App and web page records:
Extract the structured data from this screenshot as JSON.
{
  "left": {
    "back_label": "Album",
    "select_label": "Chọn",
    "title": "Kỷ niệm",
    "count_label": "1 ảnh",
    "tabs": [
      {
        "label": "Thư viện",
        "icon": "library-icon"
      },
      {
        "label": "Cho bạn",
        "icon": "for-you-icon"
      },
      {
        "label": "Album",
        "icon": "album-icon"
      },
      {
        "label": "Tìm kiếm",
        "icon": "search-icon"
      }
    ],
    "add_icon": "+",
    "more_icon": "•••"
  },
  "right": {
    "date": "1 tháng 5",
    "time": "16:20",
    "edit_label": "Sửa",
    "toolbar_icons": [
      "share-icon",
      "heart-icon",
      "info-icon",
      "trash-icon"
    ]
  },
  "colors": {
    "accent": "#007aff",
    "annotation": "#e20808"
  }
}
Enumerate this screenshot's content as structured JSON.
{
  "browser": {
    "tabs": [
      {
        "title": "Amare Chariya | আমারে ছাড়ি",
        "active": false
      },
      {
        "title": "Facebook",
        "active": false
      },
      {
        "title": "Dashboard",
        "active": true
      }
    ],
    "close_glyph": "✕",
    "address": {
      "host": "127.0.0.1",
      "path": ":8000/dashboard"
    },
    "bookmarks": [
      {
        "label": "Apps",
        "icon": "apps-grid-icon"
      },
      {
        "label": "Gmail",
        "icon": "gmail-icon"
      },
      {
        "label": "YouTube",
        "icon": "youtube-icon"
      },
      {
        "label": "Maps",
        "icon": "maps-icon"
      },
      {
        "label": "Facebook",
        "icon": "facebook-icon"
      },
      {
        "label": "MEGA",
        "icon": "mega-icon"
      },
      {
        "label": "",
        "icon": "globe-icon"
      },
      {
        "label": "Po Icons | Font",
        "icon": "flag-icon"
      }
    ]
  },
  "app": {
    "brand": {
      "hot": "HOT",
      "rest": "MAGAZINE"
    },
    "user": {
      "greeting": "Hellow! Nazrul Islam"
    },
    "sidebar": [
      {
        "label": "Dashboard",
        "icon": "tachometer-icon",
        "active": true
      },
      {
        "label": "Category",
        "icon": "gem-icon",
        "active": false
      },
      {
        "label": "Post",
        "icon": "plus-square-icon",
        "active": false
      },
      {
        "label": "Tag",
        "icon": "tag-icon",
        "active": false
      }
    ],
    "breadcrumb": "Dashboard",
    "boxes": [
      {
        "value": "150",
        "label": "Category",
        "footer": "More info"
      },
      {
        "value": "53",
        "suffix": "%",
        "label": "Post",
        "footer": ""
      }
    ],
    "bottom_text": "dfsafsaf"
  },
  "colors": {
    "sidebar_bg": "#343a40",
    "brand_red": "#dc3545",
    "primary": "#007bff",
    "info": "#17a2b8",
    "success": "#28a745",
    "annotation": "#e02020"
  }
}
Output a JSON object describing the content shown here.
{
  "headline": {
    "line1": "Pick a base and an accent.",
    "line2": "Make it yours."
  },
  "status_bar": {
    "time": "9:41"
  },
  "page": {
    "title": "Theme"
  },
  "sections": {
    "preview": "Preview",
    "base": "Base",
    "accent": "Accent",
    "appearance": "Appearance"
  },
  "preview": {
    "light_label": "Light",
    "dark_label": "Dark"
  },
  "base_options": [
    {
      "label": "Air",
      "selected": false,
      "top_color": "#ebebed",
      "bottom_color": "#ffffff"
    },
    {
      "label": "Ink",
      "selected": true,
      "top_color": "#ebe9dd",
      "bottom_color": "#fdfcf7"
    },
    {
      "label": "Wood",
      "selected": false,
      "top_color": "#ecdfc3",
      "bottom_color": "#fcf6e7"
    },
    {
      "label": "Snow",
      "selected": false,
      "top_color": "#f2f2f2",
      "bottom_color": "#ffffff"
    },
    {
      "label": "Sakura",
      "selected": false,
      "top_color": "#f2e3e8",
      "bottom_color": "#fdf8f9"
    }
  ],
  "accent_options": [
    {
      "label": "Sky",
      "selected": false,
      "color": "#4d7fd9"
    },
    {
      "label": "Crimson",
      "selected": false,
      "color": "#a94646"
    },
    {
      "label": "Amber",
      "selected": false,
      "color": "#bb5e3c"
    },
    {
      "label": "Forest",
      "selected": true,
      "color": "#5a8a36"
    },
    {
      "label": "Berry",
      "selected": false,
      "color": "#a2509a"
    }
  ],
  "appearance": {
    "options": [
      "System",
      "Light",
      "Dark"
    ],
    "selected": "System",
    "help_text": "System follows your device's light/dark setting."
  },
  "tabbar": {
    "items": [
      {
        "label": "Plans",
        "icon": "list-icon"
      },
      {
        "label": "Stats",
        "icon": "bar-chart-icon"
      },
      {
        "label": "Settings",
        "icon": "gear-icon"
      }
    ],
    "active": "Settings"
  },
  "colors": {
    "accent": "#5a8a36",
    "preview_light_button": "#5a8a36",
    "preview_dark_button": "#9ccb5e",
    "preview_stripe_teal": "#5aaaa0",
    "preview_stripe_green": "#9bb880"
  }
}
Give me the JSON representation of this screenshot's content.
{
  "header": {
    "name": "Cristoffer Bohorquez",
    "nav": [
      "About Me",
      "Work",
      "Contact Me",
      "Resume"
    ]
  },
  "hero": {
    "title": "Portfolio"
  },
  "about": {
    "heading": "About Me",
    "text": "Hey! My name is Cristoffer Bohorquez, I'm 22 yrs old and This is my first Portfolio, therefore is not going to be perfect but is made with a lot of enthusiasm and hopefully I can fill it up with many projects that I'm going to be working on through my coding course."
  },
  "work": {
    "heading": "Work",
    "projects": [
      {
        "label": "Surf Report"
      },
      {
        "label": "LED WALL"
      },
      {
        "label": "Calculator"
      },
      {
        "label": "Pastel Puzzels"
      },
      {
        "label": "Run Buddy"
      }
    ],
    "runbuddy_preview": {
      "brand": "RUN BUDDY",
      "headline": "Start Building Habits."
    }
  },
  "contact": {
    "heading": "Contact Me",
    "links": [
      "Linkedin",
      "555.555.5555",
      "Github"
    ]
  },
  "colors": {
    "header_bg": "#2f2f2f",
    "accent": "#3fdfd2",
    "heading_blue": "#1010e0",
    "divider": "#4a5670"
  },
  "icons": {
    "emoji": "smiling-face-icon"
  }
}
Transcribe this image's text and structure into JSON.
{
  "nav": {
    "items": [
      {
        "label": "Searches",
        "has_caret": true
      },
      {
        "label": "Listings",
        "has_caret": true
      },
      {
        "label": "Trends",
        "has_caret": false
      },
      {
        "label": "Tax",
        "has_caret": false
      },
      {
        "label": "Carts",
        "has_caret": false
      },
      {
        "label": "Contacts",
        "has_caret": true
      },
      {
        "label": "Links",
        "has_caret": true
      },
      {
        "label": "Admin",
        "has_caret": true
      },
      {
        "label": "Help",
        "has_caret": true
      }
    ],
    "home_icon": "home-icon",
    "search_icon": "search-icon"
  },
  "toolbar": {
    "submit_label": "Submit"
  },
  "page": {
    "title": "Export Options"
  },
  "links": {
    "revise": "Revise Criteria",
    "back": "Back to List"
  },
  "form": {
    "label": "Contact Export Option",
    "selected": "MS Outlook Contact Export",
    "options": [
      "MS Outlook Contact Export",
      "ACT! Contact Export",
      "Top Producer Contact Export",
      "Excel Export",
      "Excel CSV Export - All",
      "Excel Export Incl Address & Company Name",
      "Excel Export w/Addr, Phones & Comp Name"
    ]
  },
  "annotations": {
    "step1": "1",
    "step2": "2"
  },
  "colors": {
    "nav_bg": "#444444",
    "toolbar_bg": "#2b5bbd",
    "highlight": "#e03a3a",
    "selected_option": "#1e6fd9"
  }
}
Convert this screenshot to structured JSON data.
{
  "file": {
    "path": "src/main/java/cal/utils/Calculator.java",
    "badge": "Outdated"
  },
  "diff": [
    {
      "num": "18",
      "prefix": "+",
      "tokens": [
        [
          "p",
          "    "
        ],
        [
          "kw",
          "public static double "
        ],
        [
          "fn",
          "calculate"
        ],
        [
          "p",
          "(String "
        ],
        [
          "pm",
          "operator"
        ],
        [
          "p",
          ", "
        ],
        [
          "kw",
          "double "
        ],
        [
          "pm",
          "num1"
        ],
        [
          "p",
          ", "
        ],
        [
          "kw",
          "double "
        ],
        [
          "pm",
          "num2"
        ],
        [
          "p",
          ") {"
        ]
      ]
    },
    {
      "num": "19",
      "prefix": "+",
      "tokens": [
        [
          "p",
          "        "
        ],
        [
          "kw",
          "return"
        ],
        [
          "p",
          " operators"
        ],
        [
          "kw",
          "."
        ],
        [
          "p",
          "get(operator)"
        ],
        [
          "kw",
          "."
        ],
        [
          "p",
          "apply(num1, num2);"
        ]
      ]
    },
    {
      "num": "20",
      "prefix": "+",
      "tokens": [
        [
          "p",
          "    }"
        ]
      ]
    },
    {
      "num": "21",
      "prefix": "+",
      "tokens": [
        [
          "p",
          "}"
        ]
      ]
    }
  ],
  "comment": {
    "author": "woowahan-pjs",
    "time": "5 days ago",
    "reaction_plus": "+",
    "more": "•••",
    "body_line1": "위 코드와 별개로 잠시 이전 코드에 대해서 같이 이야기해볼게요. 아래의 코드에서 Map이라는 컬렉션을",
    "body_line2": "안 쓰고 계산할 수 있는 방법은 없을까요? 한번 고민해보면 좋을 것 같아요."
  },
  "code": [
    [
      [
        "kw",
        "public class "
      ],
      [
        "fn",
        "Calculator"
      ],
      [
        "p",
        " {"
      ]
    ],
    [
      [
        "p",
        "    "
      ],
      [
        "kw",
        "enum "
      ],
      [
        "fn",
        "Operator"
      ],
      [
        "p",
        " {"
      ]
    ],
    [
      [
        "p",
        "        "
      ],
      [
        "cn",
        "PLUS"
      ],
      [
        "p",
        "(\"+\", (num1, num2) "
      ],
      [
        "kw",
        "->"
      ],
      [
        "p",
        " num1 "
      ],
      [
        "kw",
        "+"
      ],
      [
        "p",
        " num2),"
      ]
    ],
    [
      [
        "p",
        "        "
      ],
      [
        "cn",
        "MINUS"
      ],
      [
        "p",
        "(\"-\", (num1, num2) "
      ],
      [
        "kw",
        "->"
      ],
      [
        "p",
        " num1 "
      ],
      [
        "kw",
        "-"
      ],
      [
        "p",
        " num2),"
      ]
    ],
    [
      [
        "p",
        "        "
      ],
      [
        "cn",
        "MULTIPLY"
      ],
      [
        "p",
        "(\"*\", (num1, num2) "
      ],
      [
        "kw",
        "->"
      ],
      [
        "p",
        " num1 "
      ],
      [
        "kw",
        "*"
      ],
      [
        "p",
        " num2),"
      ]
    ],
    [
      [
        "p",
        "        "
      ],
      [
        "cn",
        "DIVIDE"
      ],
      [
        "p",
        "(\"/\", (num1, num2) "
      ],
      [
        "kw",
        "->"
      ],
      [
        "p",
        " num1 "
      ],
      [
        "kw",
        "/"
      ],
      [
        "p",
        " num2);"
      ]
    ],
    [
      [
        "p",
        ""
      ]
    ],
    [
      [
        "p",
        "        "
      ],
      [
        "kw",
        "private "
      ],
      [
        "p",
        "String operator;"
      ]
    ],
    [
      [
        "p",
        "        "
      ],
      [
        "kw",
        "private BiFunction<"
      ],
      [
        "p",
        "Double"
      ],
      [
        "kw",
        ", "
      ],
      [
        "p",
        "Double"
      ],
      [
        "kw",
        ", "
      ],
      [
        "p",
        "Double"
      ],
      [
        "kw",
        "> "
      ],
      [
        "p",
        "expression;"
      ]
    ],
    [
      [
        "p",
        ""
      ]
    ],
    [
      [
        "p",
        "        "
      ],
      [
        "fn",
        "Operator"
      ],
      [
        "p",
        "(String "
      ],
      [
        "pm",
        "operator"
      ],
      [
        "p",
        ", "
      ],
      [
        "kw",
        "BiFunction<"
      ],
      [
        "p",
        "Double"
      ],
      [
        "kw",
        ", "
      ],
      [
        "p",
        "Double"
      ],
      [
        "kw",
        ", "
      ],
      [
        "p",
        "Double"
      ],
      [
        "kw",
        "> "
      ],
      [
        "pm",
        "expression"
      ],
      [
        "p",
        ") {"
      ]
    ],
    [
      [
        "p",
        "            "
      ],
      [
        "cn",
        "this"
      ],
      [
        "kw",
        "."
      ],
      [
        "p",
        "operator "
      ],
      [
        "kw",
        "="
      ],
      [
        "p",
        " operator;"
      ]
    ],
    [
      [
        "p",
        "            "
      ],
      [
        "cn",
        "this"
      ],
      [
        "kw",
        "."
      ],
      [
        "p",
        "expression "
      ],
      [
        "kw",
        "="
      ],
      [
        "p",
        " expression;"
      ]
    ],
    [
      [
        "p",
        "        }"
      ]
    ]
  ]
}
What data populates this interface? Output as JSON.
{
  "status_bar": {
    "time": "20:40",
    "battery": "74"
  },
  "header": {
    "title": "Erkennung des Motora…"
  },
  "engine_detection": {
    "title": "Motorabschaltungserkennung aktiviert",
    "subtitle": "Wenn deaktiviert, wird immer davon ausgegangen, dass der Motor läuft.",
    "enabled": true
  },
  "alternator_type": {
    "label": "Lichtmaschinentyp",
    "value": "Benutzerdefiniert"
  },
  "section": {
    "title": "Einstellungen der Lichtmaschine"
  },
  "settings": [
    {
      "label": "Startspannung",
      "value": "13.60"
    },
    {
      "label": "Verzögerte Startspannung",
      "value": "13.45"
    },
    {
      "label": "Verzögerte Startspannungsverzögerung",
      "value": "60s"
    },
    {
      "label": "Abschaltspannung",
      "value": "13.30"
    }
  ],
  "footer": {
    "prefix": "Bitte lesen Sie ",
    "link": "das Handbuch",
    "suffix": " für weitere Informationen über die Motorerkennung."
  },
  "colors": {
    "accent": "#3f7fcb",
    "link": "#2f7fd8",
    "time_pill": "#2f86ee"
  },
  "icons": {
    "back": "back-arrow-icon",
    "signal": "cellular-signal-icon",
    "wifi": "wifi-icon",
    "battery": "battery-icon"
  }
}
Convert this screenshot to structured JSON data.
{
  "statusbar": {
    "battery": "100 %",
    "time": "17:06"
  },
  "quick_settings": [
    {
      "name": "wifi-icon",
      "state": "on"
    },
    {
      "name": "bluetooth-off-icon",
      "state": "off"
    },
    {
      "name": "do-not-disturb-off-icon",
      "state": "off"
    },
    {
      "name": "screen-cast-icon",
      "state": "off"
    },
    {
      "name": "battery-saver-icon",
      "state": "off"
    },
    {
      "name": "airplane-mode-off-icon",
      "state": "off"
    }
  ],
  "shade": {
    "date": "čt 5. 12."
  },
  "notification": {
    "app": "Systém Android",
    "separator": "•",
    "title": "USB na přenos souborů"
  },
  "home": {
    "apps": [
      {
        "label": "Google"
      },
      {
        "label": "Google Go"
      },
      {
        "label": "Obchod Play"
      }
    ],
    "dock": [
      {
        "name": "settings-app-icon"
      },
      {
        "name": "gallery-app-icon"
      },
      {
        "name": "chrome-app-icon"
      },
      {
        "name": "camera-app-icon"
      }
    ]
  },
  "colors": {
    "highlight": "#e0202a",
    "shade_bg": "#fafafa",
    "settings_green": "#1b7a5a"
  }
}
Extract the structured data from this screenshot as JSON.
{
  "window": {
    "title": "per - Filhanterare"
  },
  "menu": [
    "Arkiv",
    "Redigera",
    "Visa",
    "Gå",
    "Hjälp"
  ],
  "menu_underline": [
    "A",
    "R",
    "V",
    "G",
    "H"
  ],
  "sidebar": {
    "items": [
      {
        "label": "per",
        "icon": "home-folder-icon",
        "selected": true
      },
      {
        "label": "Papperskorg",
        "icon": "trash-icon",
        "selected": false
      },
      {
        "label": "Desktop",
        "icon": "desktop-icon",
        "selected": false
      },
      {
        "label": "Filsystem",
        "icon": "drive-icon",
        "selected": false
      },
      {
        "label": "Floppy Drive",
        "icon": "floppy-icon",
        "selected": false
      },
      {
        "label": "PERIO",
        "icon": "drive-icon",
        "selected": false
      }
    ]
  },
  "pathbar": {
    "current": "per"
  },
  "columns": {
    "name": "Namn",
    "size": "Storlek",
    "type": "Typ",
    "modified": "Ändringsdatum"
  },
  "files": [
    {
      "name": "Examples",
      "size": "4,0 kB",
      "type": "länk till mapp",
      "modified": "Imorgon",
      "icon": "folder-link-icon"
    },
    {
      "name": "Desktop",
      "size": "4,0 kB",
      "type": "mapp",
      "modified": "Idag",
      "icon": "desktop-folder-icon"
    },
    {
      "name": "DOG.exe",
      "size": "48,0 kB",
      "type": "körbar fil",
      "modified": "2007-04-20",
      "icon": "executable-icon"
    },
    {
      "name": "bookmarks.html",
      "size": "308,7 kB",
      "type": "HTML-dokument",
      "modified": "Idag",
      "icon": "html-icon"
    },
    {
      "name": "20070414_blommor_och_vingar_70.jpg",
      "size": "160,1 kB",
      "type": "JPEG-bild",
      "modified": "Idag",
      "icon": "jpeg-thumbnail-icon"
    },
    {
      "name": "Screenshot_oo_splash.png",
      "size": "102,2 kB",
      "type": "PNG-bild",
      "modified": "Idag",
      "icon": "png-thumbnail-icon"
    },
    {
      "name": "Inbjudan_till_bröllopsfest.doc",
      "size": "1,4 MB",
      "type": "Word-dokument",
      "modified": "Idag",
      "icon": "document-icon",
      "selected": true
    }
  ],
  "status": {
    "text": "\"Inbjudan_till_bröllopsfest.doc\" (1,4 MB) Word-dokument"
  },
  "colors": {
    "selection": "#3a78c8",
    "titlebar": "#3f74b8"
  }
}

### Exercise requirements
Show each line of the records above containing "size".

### Solution to the exercise
    "size": "Storlek",
      "size": "4,0 kB",
      "size": "4,0 kB",
      "size": "48,0 kB",
      "size": "308,7 kB",
      "size": "160,1 kB",
      "size": "102,2 kB",
      "size": "1,4 MB",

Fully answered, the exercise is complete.